First Five

"Where do you see yourself in 5 years time?" A standard question in Consultant interviews- and I honestly can't remember my answer. Beyond the external fa├žade of being cool and collected, the adrenaline was pumping, the heart was racing...I so desperately wanted to work in the diabetes department at Portsmouth...the whole interview, to this date, has continued to be a blur. But whatever I may have said, today, standing where I am, about to embark on the next 5 years of my Consultant life, I can guarantee you that I wouldn't have been able to predict I would be where I am. It has been a spectacular 5 years, a roller-coaster ride with more highs than lows...and I couldn't possibly have scripted it any better. Awards, fame,notoriety, recognition, accolades...everything have come along the way and I wouldn't change any single bit of it. So many have contributed to it..made me grow..understand the joy of achievement..moments you couldn't appreciate without the pangs of loss. People who have become a part of my life, people I have lost...all a part of the growing up process.

5 years can be a lifetime and perhaps its my inherently positive nature, but I have genuinely enjoyed my time. I don't have time to sit and moan- that has never appealed to me- and spending the last 3 weeks in India has given me a more deep seated realisation as to what kind of amazing opportunity I have been given in life. I have taken my hat off and bowed respectfully to colleagues in South India whose work ethics have made me look simply..ordinary. Yes, there is corruption, yes, there is the base drive towards money which corrupts most peoples morals...but the overwhelming majority work day in, day out, battle against the system and still have time to smile. As I have said before, I am a Consultant in Diabetes in England- earning well, having free weekends mostly, a good social life..everything I could hope for...and in return, I have one shot, just one shot at hopefully making a difference in the lives of those who have diabetes.

I keep reading in social media, media outlets about those lazy GPs and Consultants, heartless nurses, managers who are simply target driven, clinical commissioners who don't understand anything...the problem is that unless I live in utopia, I don't find those individuals in a majority. You sit down with any of those groups, smile, have a coffee, spend some time...and inwardly burns bright a deep seated desire to do some good. 5 years has taught me many things...but most importantly to place trust in that inherent goodness. If you can't do that and simply mistrust everything and anything, look for a conspiracy in everything, you will sink in your own negativity. Conspiracy theories are good- but in the main, people within the NHS are trying their hardest to improve care. 

I set out 5 years determined to make a mark- and fame or notoriety, I suspect I have...I am human- have my faults as anyone else- but am trying to bring the smile out more rather than the one who needs to fight the system all the way.

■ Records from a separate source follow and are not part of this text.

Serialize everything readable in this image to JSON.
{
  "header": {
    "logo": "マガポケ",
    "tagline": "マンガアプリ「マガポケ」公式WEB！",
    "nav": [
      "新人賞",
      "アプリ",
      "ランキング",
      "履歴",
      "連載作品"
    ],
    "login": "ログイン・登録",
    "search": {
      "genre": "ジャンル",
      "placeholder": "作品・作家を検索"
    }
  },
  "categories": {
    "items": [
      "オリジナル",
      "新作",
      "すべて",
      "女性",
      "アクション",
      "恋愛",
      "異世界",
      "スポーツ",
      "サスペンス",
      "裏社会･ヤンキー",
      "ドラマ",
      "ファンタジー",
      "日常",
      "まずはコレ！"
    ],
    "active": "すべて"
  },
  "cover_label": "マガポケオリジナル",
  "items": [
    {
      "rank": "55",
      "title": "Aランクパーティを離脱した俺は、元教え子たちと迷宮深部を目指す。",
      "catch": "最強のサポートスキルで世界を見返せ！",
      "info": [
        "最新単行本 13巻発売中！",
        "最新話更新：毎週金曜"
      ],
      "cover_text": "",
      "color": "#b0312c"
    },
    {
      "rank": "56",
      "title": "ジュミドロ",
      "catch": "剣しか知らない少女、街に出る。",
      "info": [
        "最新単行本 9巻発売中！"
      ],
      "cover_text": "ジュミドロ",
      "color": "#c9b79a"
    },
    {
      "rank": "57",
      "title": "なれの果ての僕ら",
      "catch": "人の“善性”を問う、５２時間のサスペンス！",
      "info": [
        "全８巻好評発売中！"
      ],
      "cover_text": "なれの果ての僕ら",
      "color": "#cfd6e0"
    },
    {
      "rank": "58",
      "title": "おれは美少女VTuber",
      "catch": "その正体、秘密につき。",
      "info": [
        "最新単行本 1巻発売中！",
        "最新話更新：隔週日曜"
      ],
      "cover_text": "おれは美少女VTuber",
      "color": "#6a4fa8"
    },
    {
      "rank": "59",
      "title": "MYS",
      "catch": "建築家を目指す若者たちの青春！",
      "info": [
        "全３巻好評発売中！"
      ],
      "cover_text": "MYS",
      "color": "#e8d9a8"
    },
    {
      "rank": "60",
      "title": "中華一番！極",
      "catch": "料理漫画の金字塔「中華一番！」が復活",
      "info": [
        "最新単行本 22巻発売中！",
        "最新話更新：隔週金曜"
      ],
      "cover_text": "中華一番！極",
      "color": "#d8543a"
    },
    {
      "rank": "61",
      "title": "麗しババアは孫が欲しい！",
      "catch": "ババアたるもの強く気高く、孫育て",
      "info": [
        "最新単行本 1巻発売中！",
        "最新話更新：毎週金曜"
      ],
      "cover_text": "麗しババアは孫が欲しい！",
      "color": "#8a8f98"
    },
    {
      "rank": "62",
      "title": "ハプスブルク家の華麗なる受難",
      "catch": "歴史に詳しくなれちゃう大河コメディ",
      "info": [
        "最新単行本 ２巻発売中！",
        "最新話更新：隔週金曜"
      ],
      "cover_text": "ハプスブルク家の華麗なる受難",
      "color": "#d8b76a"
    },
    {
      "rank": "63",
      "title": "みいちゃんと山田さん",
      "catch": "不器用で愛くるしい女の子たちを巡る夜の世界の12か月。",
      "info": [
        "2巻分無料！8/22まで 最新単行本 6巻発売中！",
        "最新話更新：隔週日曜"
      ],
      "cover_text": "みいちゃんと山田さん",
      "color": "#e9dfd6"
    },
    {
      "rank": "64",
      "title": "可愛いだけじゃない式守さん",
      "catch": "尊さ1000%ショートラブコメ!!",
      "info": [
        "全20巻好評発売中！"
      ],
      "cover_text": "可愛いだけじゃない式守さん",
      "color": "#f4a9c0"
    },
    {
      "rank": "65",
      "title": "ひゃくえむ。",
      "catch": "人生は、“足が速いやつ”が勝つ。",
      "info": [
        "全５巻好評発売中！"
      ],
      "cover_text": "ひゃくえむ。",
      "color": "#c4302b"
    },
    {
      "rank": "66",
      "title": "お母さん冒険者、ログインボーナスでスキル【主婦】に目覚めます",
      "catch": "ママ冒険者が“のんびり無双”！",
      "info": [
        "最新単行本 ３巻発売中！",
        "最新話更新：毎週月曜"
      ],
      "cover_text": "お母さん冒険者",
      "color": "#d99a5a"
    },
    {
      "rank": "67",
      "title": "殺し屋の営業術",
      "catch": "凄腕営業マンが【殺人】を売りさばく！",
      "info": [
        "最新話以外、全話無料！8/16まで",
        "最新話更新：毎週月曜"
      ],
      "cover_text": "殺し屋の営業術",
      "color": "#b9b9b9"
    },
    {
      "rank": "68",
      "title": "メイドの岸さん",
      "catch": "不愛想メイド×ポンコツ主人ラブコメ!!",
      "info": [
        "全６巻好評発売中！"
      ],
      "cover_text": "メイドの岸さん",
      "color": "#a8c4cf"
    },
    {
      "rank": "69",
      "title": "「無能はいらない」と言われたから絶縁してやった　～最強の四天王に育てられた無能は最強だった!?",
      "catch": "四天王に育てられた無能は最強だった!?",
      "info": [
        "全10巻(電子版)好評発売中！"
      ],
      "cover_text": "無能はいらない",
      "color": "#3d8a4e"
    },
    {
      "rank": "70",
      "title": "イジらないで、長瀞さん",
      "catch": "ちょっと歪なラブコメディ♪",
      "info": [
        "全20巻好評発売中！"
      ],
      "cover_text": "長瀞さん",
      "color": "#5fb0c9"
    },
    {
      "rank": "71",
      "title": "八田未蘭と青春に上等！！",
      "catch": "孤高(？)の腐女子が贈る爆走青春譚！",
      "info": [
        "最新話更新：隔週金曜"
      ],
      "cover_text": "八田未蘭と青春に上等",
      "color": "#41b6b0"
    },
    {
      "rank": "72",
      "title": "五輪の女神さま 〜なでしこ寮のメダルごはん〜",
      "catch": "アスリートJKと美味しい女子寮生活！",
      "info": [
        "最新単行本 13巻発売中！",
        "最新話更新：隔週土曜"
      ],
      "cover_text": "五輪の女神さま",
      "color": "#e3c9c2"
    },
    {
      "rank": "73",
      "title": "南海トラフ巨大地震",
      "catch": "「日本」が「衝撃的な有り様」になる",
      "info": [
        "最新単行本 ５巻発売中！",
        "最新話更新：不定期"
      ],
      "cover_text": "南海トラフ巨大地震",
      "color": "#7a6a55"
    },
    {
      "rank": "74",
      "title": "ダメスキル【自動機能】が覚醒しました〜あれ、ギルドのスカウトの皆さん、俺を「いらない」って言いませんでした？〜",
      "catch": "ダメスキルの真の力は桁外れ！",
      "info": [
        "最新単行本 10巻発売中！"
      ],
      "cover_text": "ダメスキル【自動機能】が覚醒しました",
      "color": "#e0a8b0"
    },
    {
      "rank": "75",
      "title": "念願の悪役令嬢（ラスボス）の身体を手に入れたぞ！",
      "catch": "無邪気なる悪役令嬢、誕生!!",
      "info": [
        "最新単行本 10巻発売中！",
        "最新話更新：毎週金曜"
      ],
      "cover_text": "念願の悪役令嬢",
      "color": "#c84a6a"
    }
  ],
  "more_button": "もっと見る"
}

This holidays and time spent with family has made me appreciate many things...appreciate the strength of a family,appreciate the support they provide, appreciate that in the eyes of your parents you are still just the son who they have never stopped loving..not some trailblazing Consultant..but simply their...son.

Nothing would be complete without acknowledging the folks I work with who tolerate my darker moments with a smile, let the lighter side flourish...folks in whom I place complete trust to deliver and in return, watch with awe their unshakable faith in my vision. And finally, my patients...who continue to teach me every day, more than anything my training period taught me...I make mistakes, I learn...and each day my resolve to make things a bit better grows stronger.

So to all those who have made my last 5 years such an experience...my family, my colleagues and my patients, I humbly and respectfully say..thank you. All I can say is that I promise to do what all have placed faith in me to do...but perhaps with more humility and a bit more smile. 
I have always loved the comic book analogy..Batman..the dark character who is a loner has always appealed to me. 5 years on...a simple realisation...It's time to hang up that cape ...I don't need an alter ego to do what I need to do. With so many people's blessings and good wishes, why would I? Here's looking to the next 5 years. 

Godspeed.